One narrative about the wealth gap in the United States claims that it is at least partially driven by a gap in financial literacy: If people simply knew more about money, they would make better financial decisions, and more wealth would undoubtedly follow.
And indeed, financial education is becoming increasingly popular: 24 states now require that high schools offer a personal finance course, up from just seven states in 2000. Students across the nation are learning about the difference between wants and needs, about diversifying an investment portfolio, and about the nuts and bolts of opening and maintaining savings accounts.
There’s just one problem: The supposed financial literacy gap doesn’t exist. Kids across the income spectrum have similar levels of financial knowledge, but that knowledge doesn’t put money in the bank for low-income kids, and it won’t fill the United States’ approximately $14 trillion wealth gap.

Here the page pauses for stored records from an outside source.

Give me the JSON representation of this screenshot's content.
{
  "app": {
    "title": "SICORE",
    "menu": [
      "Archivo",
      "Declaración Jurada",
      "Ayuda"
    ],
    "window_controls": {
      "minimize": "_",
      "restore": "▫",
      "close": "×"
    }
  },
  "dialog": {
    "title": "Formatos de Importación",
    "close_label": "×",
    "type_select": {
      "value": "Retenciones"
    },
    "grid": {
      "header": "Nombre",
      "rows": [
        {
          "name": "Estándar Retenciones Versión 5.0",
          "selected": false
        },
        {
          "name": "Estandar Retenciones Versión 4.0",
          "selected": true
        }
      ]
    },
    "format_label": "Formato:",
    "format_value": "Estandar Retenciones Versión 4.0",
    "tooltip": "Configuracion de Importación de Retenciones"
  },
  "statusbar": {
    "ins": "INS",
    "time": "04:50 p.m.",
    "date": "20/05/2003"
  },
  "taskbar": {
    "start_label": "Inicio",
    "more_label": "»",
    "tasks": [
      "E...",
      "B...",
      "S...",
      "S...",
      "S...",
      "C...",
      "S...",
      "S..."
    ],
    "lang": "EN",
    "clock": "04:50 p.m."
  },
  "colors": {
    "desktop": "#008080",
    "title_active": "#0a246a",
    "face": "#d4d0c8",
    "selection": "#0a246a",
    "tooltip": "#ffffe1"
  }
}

Data from education technology provider EVERFI show that low- and middle-income students know as much as their higher-income peers about savings accounts, and they’re eager to save for future financial goals like buying a home or investing. But they don’t all have the resources to do it: Though 53% of low-and middle-income students named paying for education as a five-year goal, only 21% reported having a college savings account.
William Darity Jr., a professor of public policy, African and African American studies, and economics at Duke University, has studied the wealth gap extensively, particularly its effect on Black communities. He believes that the narrative of financial prosperity tied to individual decision-making and personal responsibility is completely inaccurate.
“Yes, financial education can be beneficial,” Darity said. “But if it’s provided without any significant financial resources, it’s the equivalent of a recipe without any ingredients…[Some financial education narratives] say that people aren’t making the right decisions. My argument is people don’t have adequate resources.”